You see, in the second part of To the Lighthouse a number of events, both consequential and trivial, take place in tiny vignette flashbacks or flash forwards, marked by parentheses (or brackets in some editions). One such is this:
[Mr Ramsay, stumbling along a passage one dark morning, stretched his arms out, but Mrs Ramsay having died rather suddenly the night before, his arms, though stretched out, remained empty.]And as if that weren't bad enough, a few pages later one of the daughters, having been married parenthetically, also succumbs thus:
[Prue Ramsay died that summer in some illness connected with childbirth, which was indeed a tragedy, people said, everything, they said, had promised so well.]When I first read To the Lighthouse, which I only did well into my thirties because Shmu told me I had to, when I got to Mrs. Ramsay's death I actually gasped.
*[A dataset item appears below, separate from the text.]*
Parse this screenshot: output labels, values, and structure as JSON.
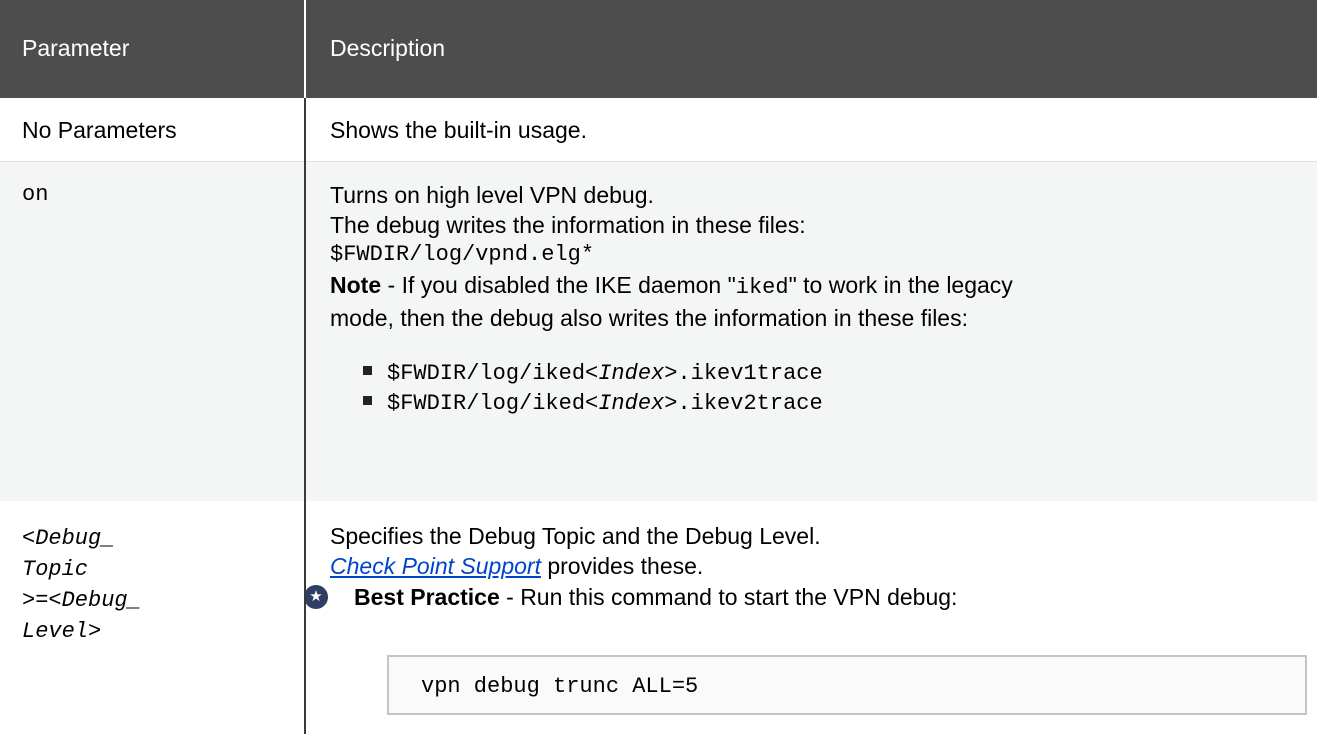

When I got to Prue's I was all but done in. So there you have it. Life is a paragraph; death is a parenthesis. What was Cummings thinking?
* He begins one entry: "I'd like to take a minute of Language Log time to slap [a certain New York Times science writer] real hard upside the head, if that's all right." What follows is more like what I'm used to calling, in scholarly situations, a serious spanking.